Exercise directions: Only lines with the string "Test" should be returned from the data below.

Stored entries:
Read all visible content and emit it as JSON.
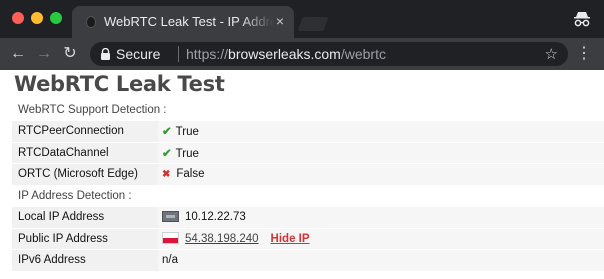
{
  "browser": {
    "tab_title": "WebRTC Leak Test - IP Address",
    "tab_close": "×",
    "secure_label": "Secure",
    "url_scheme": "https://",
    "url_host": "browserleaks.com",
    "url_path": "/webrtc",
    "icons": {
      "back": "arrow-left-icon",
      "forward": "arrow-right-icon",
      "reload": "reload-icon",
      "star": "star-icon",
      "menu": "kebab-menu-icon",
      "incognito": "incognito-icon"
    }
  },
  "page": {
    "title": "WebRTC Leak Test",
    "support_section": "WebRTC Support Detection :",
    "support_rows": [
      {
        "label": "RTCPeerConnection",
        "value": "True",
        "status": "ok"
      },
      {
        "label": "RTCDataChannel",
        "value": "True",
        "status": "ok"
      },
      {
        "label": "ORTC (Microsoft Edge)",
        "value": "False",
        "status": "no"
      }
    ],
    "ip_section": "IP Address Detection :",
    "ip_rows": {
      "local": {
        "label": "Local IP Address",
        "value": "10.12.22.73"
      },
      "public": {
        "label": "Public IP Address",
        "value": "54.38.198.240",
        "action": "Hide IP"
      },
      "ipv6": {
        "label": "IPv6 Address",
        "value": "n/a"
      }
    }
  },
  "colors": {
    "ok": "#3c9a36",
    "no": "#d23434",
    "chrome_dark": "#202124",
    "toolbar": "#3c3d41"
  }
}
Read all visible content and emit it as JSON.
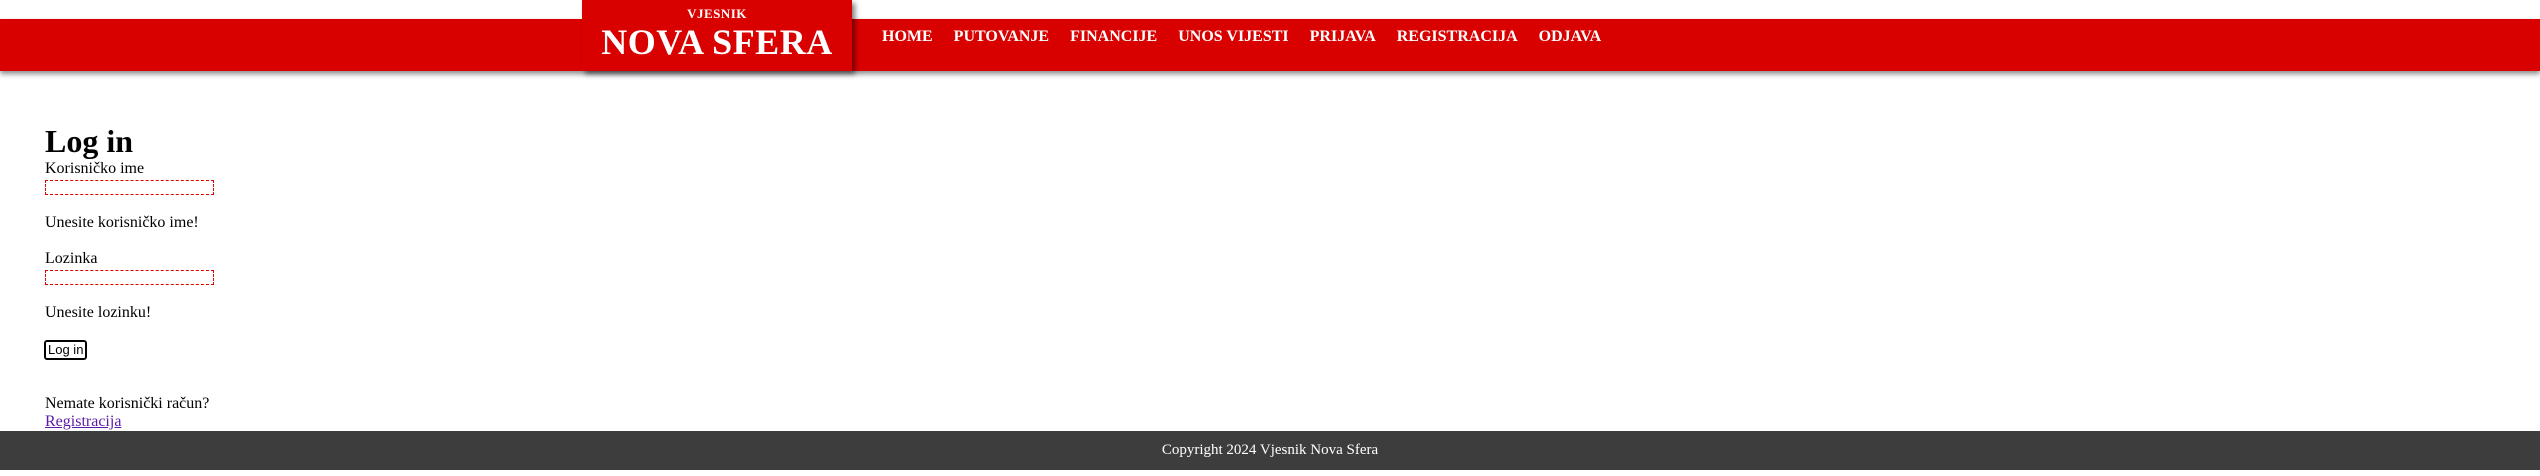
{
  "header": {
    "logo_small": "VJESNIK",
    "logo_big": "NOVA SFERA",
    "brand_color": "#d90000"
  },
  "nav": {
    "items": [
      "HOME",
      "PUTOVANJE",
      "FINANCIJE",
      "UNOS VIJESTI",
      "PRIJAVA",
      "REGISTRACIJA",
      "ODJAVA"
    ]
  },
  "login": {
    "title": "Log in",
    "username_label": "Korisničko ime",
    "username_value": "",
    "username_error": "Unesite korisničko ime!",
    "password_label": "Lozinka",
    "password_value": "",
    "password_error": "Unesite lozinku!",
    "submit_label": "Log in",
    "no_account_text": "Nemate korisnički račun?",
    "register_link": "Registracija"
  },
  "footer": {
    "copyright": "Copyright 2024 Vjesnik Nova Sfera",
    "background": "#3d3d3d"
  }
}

Answer to the problem:
    "tab_title": "WebRTC Leak Test - IP Address",
    "title": "WebRTC Leak Test",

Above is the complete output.